Symptoms appear as a wilting of the turf. As the grubs continue to feed the turf begins to die in irregular patches. Often symptoms are misdiagnosed as damaged or improper irrigation dispersion from sprinklers or anthracnose. The yellowish-orange irregular patches that occur in the later stages are quite similar to anthracnose injury.
Photograph 3: The BTA adult beetle present during spring.
For over thirty years, you could not manage annual bluegrass turf without being on a constant vigil for signs of BTA. Managing and controlling BTA was a popular and common topic that appeared in trade magazines and on conferences and seminars. Now you hardly ever hear a mention about it. You would think BTA was extinct.

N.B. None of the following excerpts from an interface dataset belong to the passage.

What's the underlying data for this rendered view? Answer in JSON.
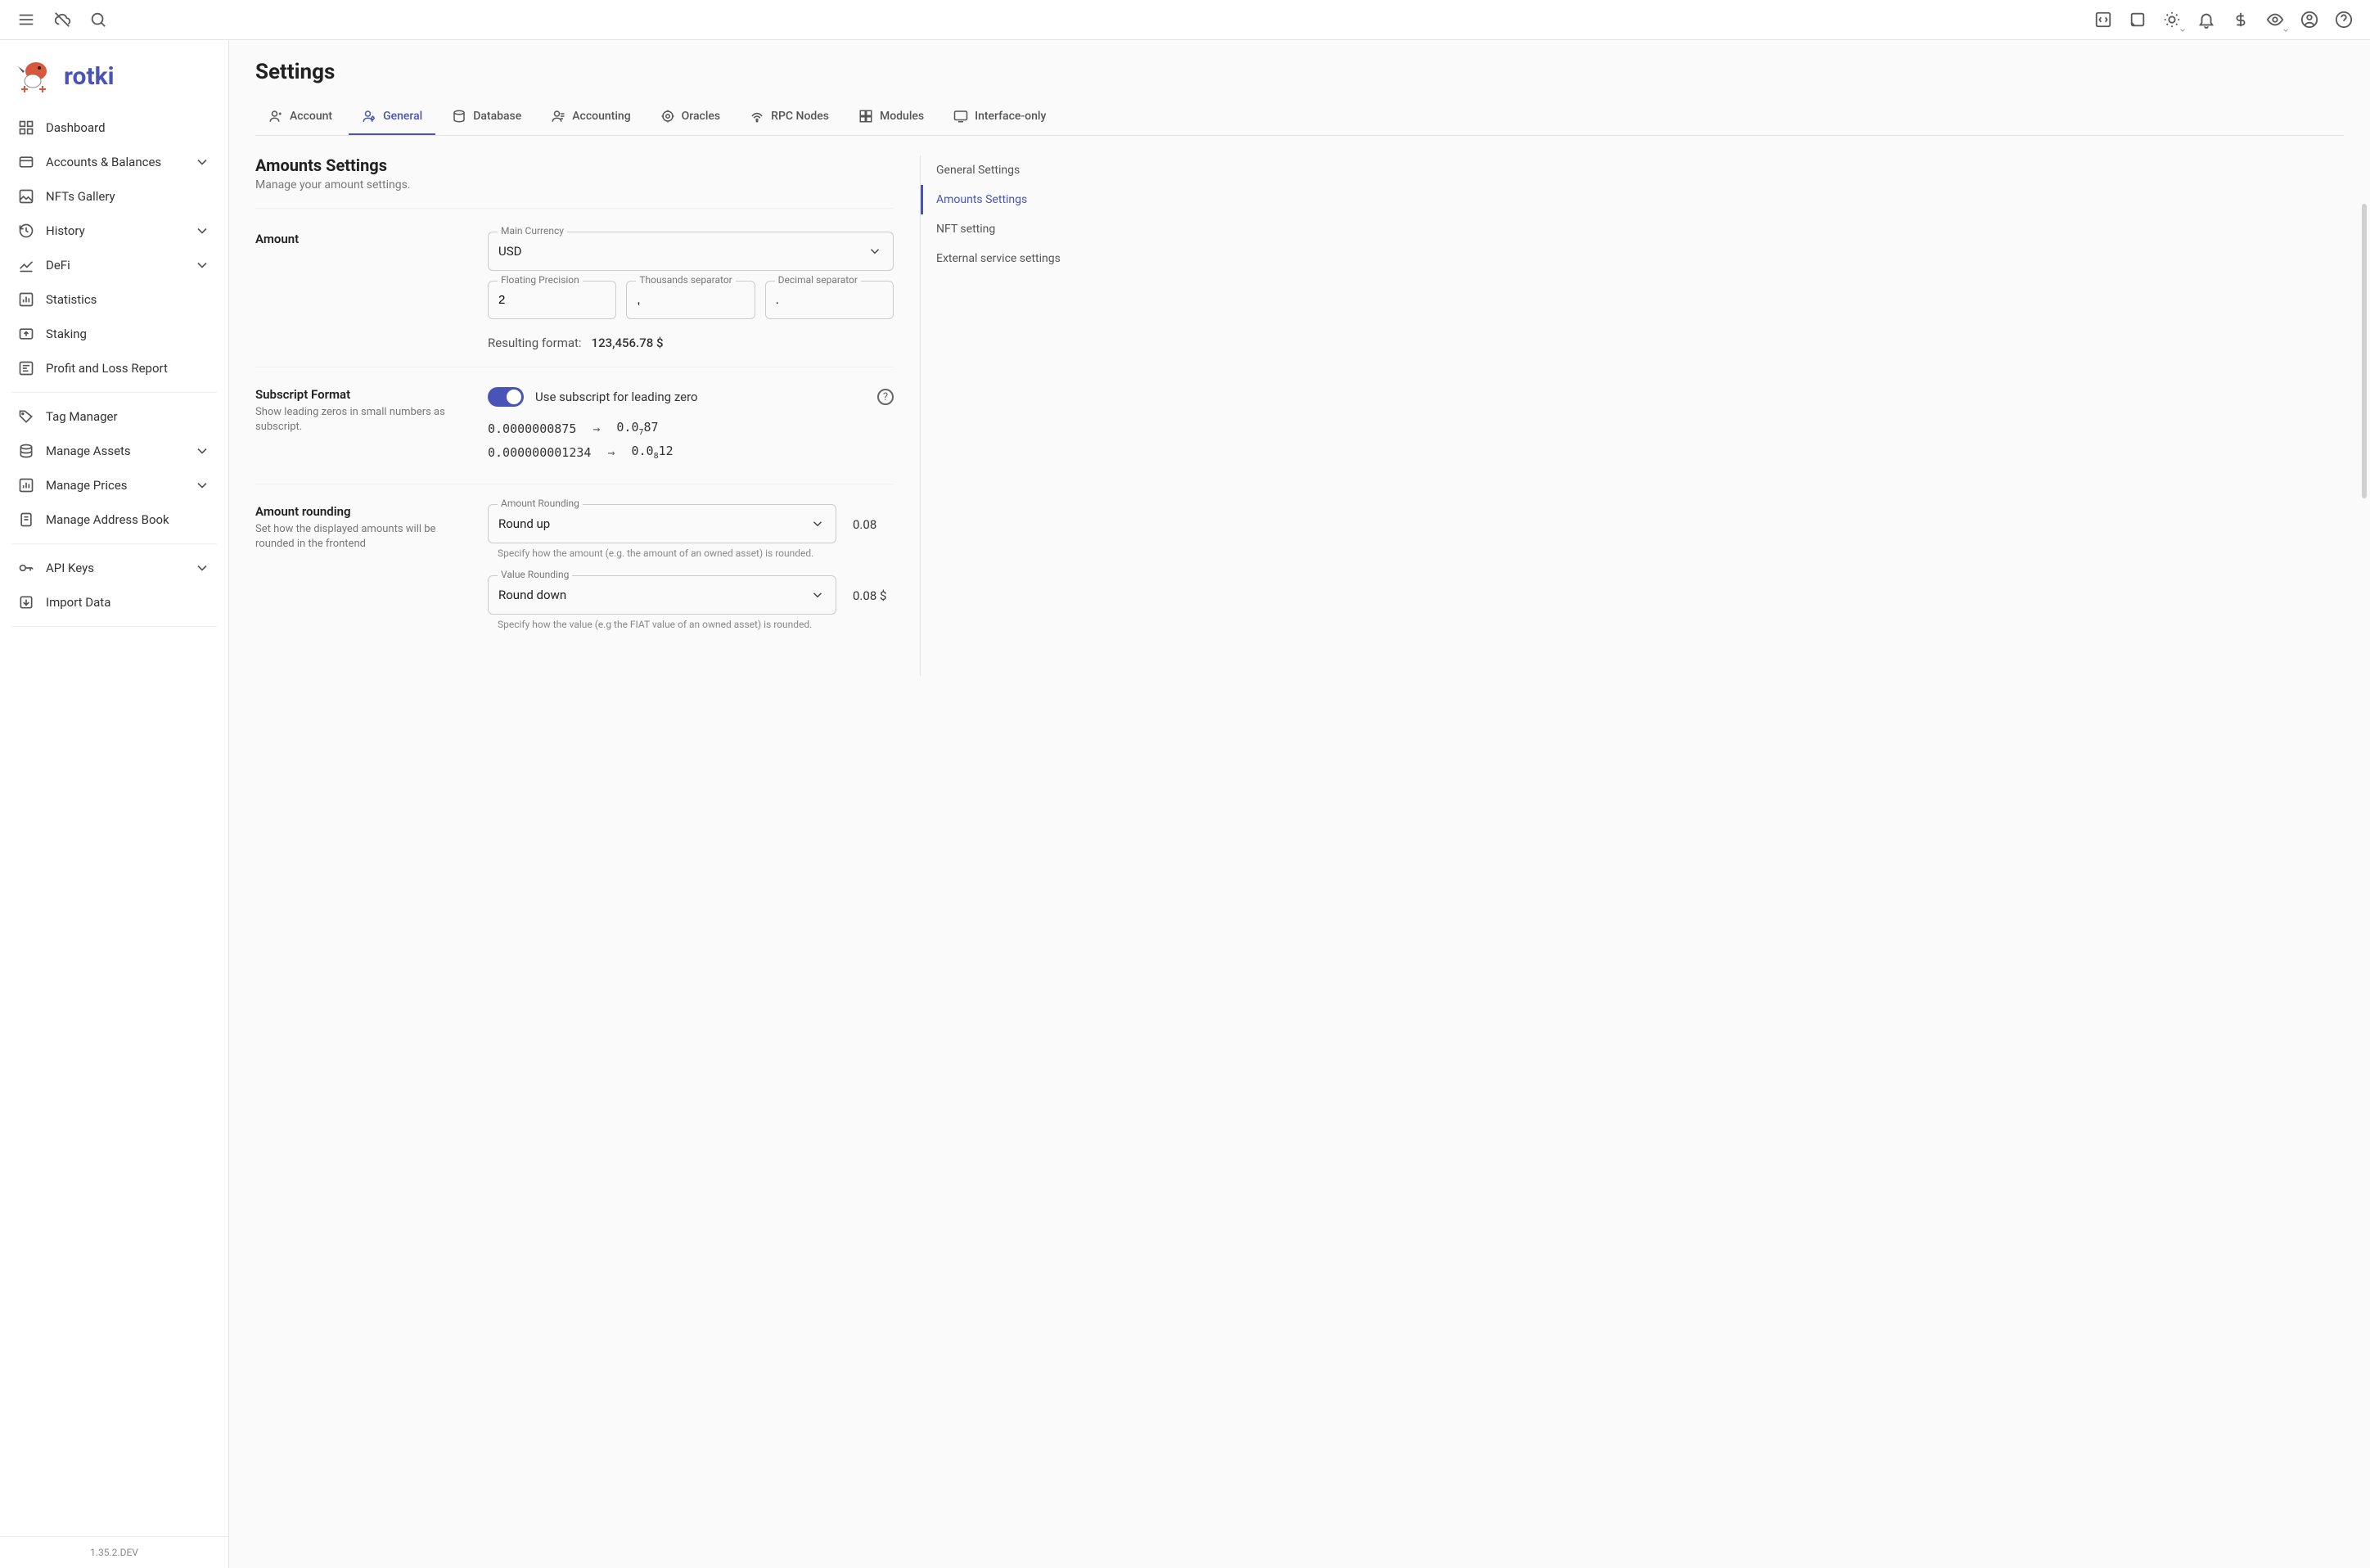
{
  "brand": {
    "name": "rotki"
  },
  "version": "1.35.2.DEV",
  "sidebar": {
    "items": [
      {
        "label": "Dashboard",
        "expandable": false
      },
      {
        "label": "Accounts & Balances",
        "expandable": true
      },
      {
        "label": "NFTs Gallery",
        "expandable": false
      },
      {
        "label": "History",
        "expandable": true
      },
      {
        "label": "DeFi",
        "expandable": true
      },
      {
        "label": "Statistics",
        "expandable": false
      },
      {
        "label": "Staking",
        "expandable": false
      },
      {
        "label": "Profit and Loss Report",
        "expandable": false
      }
    ],
    "items2": [
      {
        "label": "Tag Manager",
        "expandable": false
      },
      {
        "label": "Manage Assets",
        "expandable": true
      },
      {
        "label": "Manage Prices",
        "expandable": true
      },
      {
        "label": "Manage Address Book",
        "expandable": false
      }
    ],
    "items3": [
      {
        "label": "API Keys",
        "expandable": true
      },
      {
        "label": "Import Data",
        "expandable": false
      }
    ]
  },
  "page": {
    "title": "Settings"
  },
  "tabs": [
    {
      "label": "Account"
    },
    {
      "label": "General"
    },
    {
      "label": "Database"
    },
    {
      "label": "Accounting"
    },
    {
      "label": "Oracles"
    },
    {
      "label": "RPC Nodes"
    },
    {
      "label": "Modules"
    },
    {
      "label": "Interface-only"
    }
  ],
  "sideNav": [
    {
      "label": "General Settings"
    },
    {
      "label": "Amounts Settings"
    },
    {
      "label": "NFT setting"
    },
    {
      "label": "External service settings"
    }
  ],
  "section": {
    "title": "Amounts Settings",
    "subtitle": "Manage your amount settings."
  },
  "amount": {
    "rowTitle": "Amount",
    "mainCurrency": {
      "label": "Main Currency",
      "value": "USD"
    },
    "floatingPrecision": {
      "label": "Floating Precision",
      "value": "2"
    },
    "thousandsSeparator": {
      "label": "Thousands separator",
      "value": ","
    },
    "decimalSeparator": {
      "label": "Decimal separator",
      "value": "."
    },
    "resulting": {
      "label": "Resulting format:",
      "value": "123,456.78 $"
    }
  },
  "subscript": {
    "rowTitle": "Subscript Format",
    "rowSub": "Show leading zeros in small numbers as subscript.",
    "toggleLabel": "Use subscript for leading zero",
    "examples": [
      {
        "from": "0.0000000875",
        "toPrefix": "0.0",
        "toSub": "7",
        "toSuffix": "87"
      },
      {
        "from": "0.000000001234",
        "toPrefix": "0.0",
        "toSub": "8",
        "toSuffix": "12"
      }
    ]
  },
  "rounding": {
    "rowTitle": "Amount rounding",
    "rowSub": "Set how the displayed amounts will be rounded in the frontend",
    "amountRounding": {
      "label": "Amount Rounding",
      "value": "Round up",
      "hint": "Specify how the amount (e.g. the amount of an owned asset) is rounded.",
      "example": "0.08"
    },
    "valueRounding": {
      "label": "Value Rounding",
      "value": "Round down",
      "hint": "Specify how the value (e.g the FIAT value of an owned asset) is rounded.",
      "example": "0.08 $"
    }
  }
}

Photograph 4: The BTA grubs that appear in mid-June through mid-July
Given that extinction is not a logical possibility, I consulted with a few entomologists. The two major reasons for a decline in complaints about BTA center around thatch management and insecticides used. BTA infest moist thatch turf especially if occurring on compacted soils. Golf course superintendents now are much more aggressive now in thatch management then they were in the 1980s and 1990s. This has resulted in a less favorable environment for BTA to cause injury.
Photograph 5: BTA grub present at the thatch/soil interface. BTA inhabit areas of high thatch/organic matter areas.
The second reason for the apparent decline is that BTA is susceptible to many of the insecticides - especially Acelepyrn – that is being used for season-long caterpillar control on the greens and surrounds.
In essence through good cultural practices and the advent of new insecticide chemistry we have taken a serious pest and reduced it to an afterthought. Too bad we can’t do that to the majority of turfgrass pests.
About the author
Dr. Karl Danneberger is a professor of Turfgrass Science at The Ohio State University. Dr. Danneberger's contact information can be found here. You may also follow Dr. Danneberger on Twitter: